Athena stops Achilles from killing Agamemnon in anger
I’m going to wrap up my extended commentary of Seneca’s pivotal essay, On Anger, which is one of the most important Stoic texts you’ll ever read. Not to mention one of the most useful. (Part I is here; part II here.)
Book III opens up with Seneca telling his friend Novatus that it is now time to turn to the practical issue of how to drive anger away: “This may sometimes be done openly and without concealment, when we are only suffering from a slight attack of this mischief, and at other times it must be done secretly, when our anger is excessively hot, and when every obstacle thrown in its way increases it and makes it blaze higher.”

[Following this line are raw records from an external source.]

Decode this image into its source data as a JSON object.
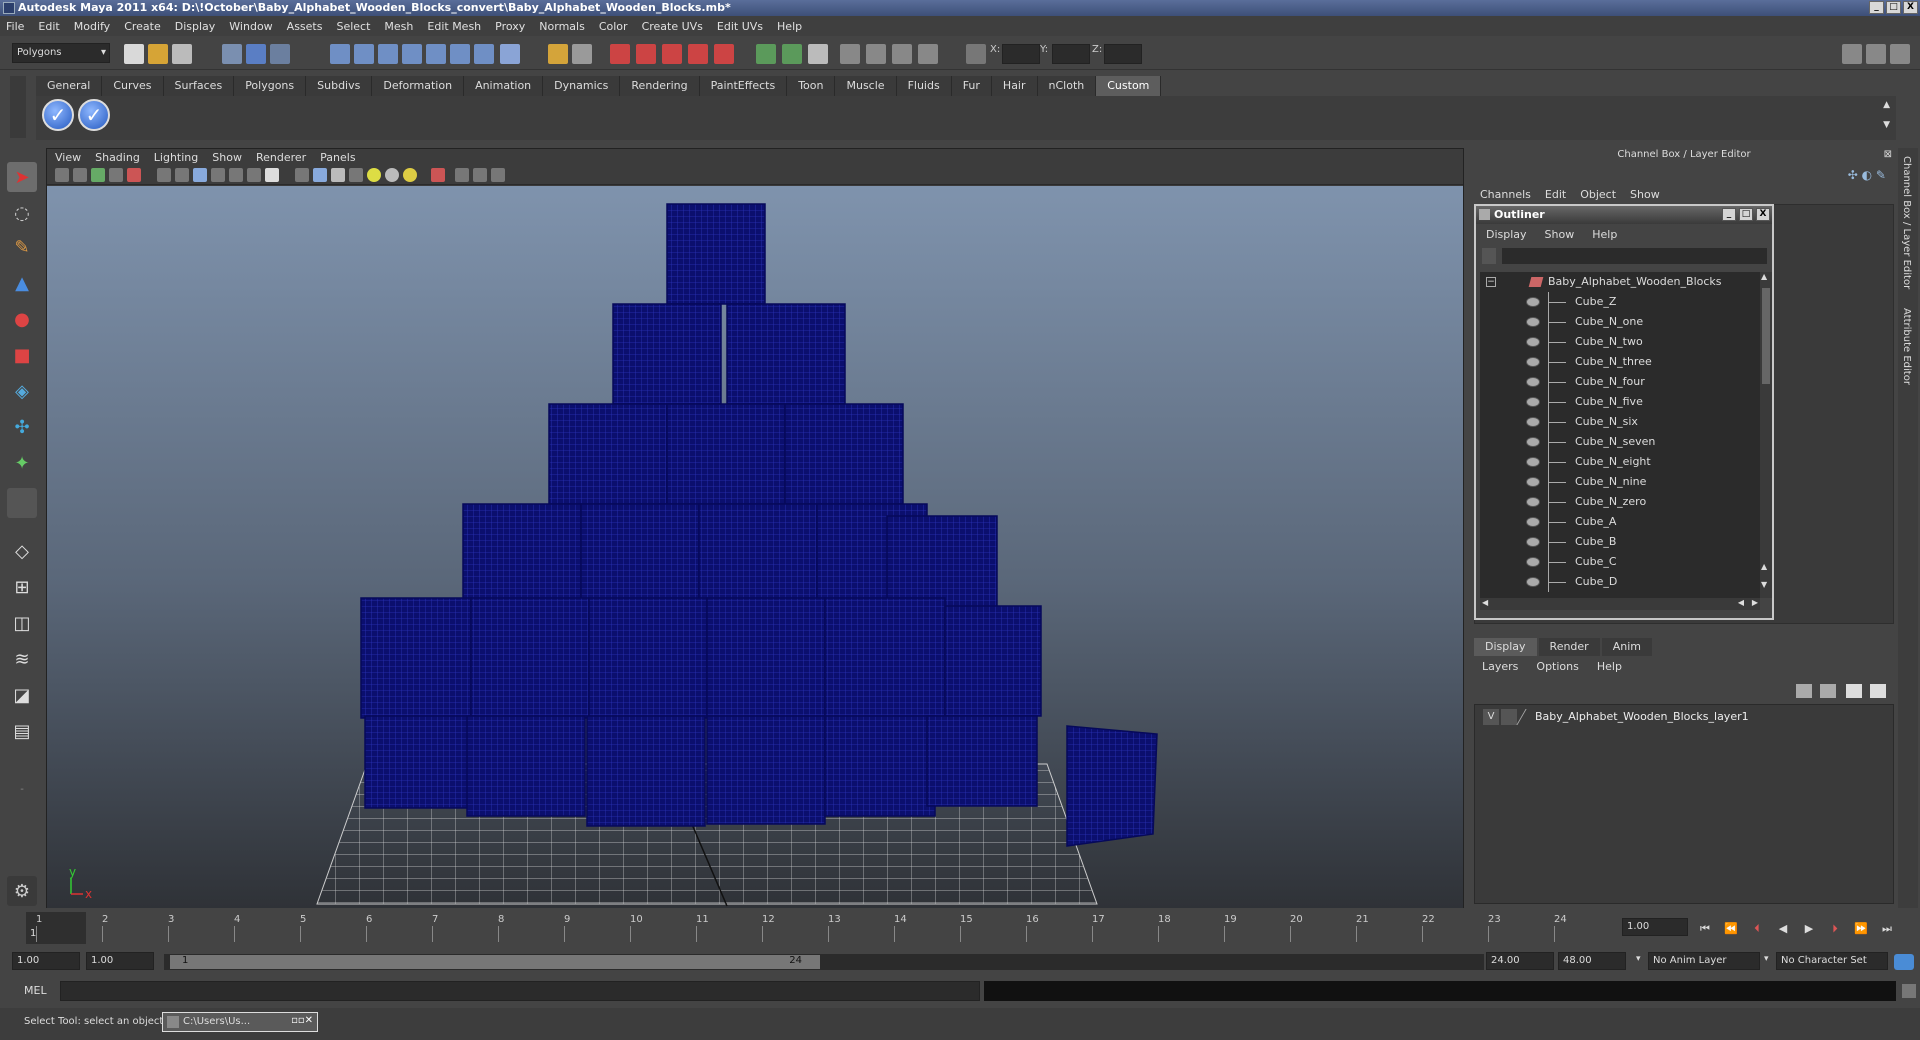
{
  "window": {
    "title": "Autodesk Maya 2011 x64: D:\\!October\\Baby_Alphabet_Wooden_Blocks_convert\\Baby_Alphabet_Wooden_Blocks.mb*",
    "controls": {
      "minimize": "_",
      "maximize": "□",
      "close": "X"
    }
  },
  "menubar": [
    "File",
    "Edit",
    "Modify",
    "Create",
    "Display",
    "Window",
    "Assets",
    "Select",
    "Mesh",
    "Edit Mesh",
    "Proxy",
    "Normals",
    "Color",
    "Create UVs",
    "Edit UVs",
    "Help"
  ],
  "statusline": {
    "mode": "Polygons",
    "coord_labels": {
      "x": "X:",
      "y": "Y:",
      "z": "Z:"
    }
  },
  "shelf": {
    "tabs": [
      "General",
      "Curves",
      "Surfaces",
      "Polygons",
      "Subdivs",
      "Deformation",
      "Animation",
      "Dynamics",
      "Rendering",
      "PaintEffects",
      "Toon",
      "Muscle",
      "Fluids",
      "Fur",
      "Hair",
      "nCloth",
      "Custom"
    ],
    "active_tab": "Custom",
    "button_glyph": "✓"
  },
  "viewport": {
    "menu": [
      "View",
      "Shading",
      "Lighting",
      "Show",
      "Renderer",
      "Panels"
    ],
    "axis": {
      "y": "y",
      "x": "x"
    }
  },
  "channel_box": {
    "title": "Channel Box / Layer Editor",
    "menu": [
      "Channels",
      "Edit",
      "Object",
      "Show"
    ],
    "side_tabs": [
      "Channel Box / Layer Editor",
      "Attribute Editor"
    ]
  },
  "outliner": {
    "title": "Outliner",
    "menu": [
      "Display",
      "Show",
      "Help"
    ],
    "root": "Baby_Alphabet_Wooden_Blocks",
    "items": [
      "Cube_Z",
      "Cube_N_one",
      "Cube_N_two",
      "Cube_N_three",
      "Cube_N_four",
      "Cube_N_five",
      "Cube_N_six",
      "Cube_N_seven",
      "Cube_N_eight",
      "Cube_N_nine",
      "Cube_N_zero",
      "Cube_A",
      "Cube_B",
      "Cube_C",
      "Cube_D"
    ]
  },
  "layer_editor": {
    "tabs": [
      "Display",
      "Render",
      "Anim"
    ],
    "active_tab": "Display",
    "menu": [
      "Layers",
      "Options",
      "Help"
    ],
    "layer": {
      "visibility": "V",
      "name": "Baby_Alphabet_Wooden_Blocks_layer1"
    }
  },
  "timeline": {
    "ticks": [
      "1",
      "2",
      "3",
      "4",
      "5",
      "6",
      "7",
      "8",
      "9",
      "10",
      "11",
      "12",
      "13",
      "14",
      "15",
      "16",
      "17",
      "18",
      "19",
      "20",
      "21",
      "22",
      "23",
      "24"
    ],
    "current_frame_marker": "1",
    "current_time": "1.00"
  },
  "range": {
    "start_time": "1.00",
    "playback_start": "1.00",
    "slider_start": "1",
    "slider_end": "24",
    "playback_end": "24.00",
    "end_time": "48.00",
    "anim_layer": "No Anim Layer",
    "character_set": "No Character Set"
  },
  "command_line": {
    "label": "MEL"
  },
  "status_bar": {
    "help_text": "Select Tool: select an object",
    "taskbar_item": "C:\\Users\\Us..."
  }
}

Let us continue our three-part examination of Seneca’s essay On Anger with what he writes in book II (my commentary on book I is here). Seneca addresses again his friend Novatus, who apparently has what we today would call anger management issues, by saying: “There is no doubt that anger is roused by the appearance of an injury being done: but the question before us is, whether anger straightway follows the appearance, and springs up without assistance from the mind, or whether it is roused with the sympathy of the mind … anger can venture upon nothing by itself, without the approval of mind.” (II.1) This is Seneca’s version of Epictetus’ famous warning concerning “impressions,” and his discipline of assent: we should always examine our first impression of a given situation, gain what modern psychologists call cognitive distance, and then decide whether our initial assessment was correct or not — most of the time, according to the Stoics, the answer will be in the negative.
Anger is a major concern for Stoics, and their attitude about it is often misunderstood, just like more broadly their take on emotions in general is. The contrast here is with the Aristotelians, who claimed that virtue lies in navigating the middle course between extremes. Concerning anger, they thought that the virtuous compromise is good temper, which lies between the unvirtuous poles of irascibility (too much anger) and lack of spirit (too little anger). As we shall see, for the Stoics there is no such thing as a good degree of anger, but it doesn’t mean that one has to be passive in the face of injustice. I will present three posts on this topic, corresponding to books I, II and III by Seneca.